* **WHAT THE TASK REQUIRES**: Each line of the data below that contains "aqsa" must be copied.

[Stored items from a collection]
+++++
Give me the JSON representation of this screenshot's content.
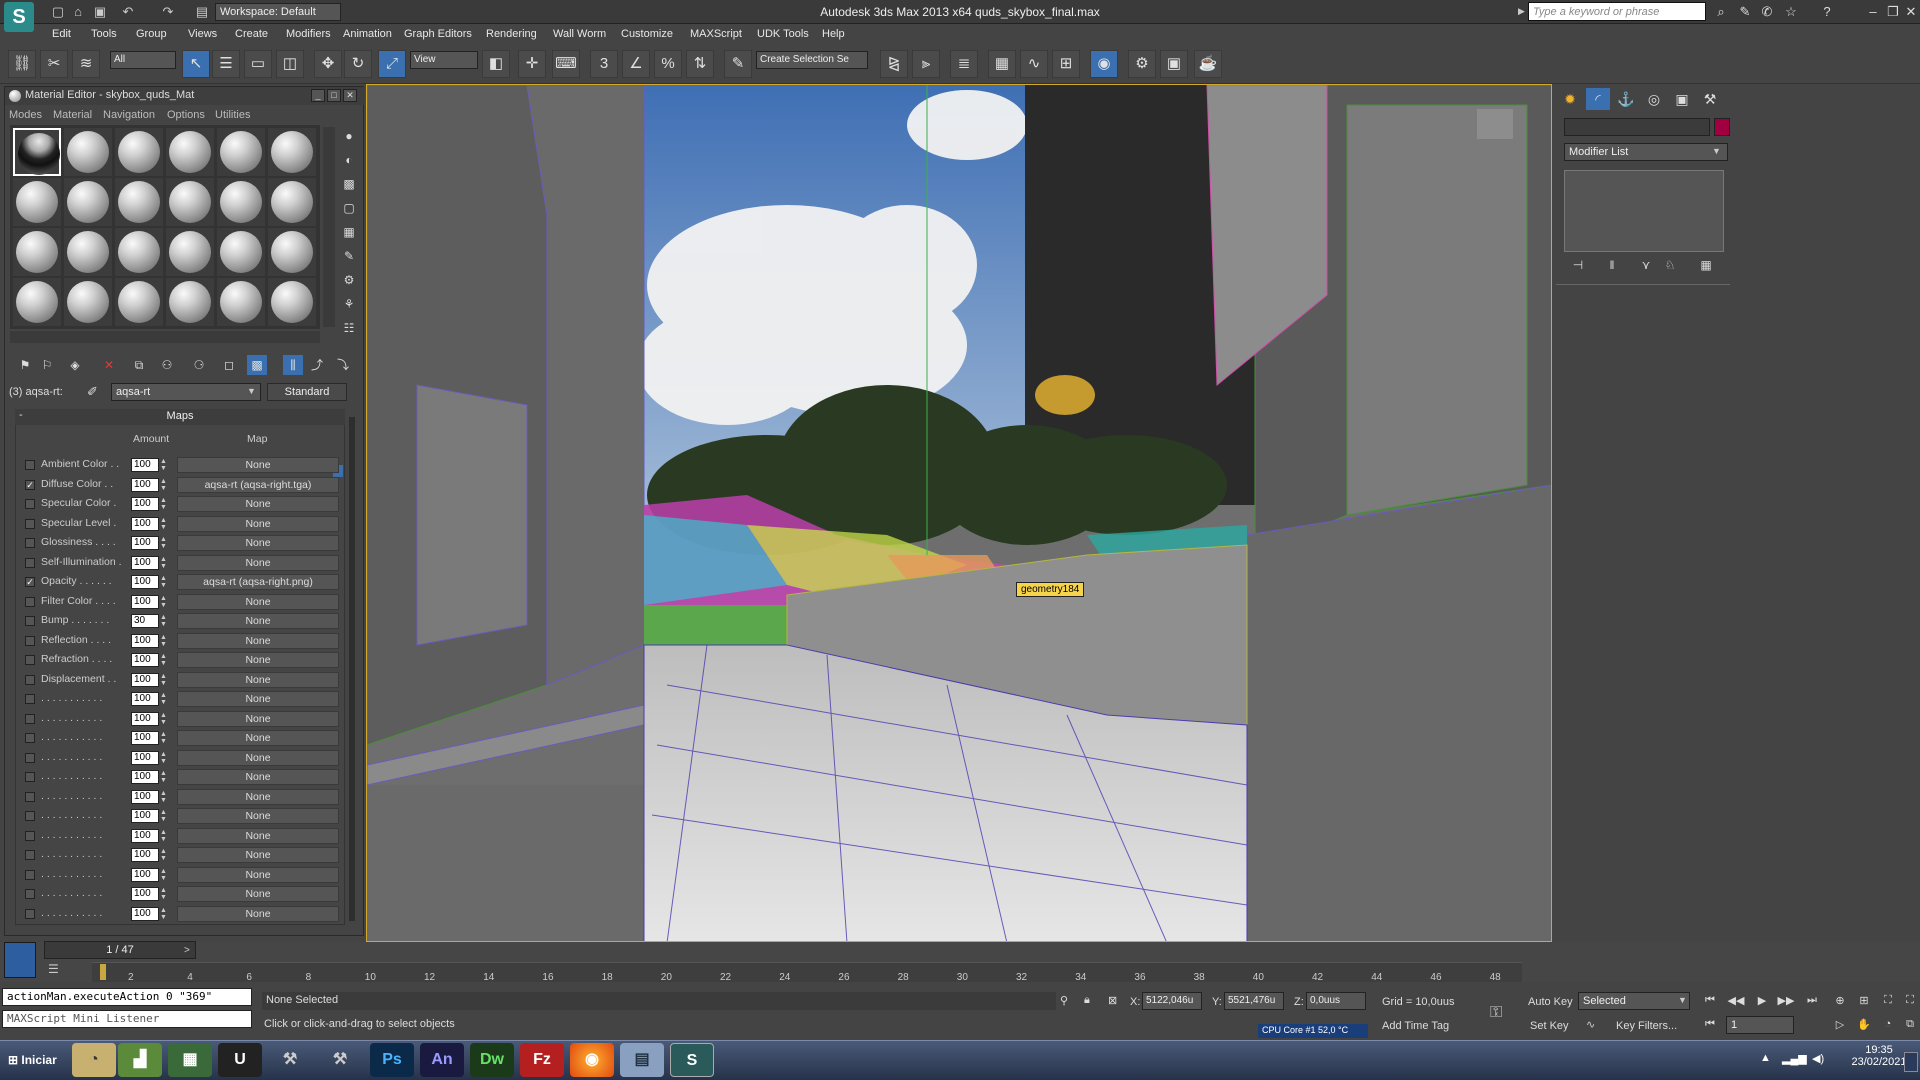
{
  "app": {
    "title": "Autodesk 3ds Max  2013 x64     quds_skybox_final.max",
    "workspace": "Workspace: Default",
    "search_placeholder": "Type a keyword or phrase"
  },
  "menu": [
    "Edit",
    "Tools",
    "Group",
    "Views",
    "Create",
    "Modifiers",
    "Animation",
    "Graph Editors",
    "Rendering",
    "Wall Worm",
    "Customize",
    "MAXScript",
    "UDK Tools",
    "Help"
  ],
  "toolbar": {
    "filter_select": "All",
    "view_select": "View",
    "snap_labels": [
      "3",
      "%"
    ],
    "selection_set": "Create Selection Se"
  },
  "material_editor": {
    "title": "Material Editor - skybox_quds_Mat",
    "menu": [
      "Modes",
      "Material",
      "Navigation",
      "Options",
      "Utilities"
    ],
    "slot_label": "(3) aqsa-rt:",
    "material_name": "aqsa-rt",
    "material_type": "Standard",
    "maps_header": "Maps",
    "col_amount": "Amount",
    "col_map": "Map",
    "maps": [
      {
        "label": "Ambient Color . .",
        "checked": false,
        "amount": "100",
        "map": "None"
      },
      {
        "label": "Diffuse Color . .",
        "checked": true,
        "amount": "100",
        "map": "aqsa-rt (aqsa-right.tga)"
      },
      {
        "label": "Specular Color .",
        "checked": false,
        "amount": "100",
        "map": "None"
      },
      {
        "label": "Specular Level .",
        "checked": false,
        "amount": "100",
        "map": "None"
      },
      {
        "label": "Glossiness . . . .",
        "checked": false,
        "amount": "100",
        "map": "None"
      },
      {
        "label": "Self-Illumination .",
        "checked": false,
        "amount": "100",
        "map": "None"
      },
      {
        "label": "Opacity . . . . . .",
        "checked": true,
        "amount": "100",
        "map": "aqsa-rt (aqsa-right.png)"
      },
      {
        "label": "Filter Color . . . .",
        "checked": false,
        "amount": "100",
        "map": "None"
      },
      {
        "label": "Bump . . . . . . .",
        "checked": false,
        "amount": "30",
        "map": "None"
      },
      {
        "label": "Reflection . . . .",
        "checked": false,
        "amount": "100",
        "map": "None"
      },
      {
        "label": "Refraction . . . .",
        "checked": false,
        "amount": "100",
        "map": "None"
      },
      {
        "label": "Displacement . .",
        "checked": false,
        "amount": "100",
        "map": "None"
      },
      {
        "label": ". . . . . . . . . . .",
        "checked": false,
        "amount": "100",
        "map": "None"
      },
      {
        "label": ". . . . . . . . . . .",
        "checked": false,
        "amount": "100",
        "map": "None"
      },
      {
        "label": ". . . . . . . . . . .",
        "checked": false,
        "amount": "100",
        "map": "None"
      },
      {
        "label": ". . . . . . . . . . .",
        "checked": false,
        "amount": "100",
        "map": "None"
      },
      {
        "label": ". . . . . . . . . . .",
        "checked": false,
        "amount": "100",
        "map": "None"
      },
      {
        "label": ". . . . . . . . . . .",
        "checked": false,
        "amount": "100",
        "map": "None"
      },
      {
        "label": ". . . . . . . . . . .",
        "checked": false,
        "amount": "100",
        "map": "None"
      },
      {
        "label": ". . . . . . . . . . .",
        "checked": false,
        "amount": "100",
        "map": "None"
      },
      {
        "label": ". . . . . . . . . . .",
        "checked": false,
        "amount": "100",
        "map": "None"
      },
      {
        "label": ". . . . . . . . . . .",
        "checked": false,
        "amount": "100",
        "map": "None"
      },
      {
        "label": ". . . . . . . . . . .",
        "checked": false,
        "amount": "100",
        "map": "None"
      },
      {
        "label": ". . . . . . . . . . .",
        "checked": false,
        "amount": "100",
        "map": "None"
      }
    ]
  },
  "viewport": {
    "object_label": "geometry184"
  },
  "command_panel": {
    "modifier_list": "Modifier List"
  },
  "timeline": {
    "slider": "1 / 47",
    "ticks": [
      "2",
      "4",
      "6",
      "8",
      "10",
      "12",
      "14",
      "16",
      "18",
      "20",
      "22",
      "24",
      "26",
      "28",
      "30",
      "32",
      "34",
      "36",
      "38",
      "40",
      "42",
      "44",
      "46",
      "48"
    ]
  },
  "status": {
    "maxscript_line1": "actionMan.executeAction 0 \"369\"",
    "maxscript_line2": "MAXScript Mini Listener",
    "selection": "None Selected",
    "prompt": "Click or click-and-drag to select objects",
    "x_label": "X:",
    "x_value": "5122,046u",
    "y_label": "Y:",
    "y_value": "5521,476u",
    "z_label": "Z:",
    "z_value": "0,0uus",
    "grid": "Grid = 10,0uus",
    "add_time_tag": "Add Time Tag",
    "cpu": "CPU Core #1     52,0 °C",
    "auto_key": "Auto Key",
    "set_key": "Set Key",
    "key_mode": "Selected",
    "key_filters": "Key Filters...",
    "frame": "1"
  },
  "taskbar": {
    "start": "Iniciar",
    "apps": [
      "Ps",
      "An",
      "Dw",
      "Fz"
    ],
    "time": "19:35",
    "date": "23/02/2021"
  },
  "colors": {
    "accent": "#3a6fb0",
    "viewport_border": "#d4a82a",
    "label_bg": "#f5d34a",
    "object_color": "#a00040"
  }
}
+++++
* **RESPONSE BOX**:
    "slot_label": "(3) aqsa-rt:",
    "material_name": "aqsa-rt",
        "map": "aqsa-rt (aqsa-right.tga)"
        "map": "aqsa-rt (aqsa-right.png)"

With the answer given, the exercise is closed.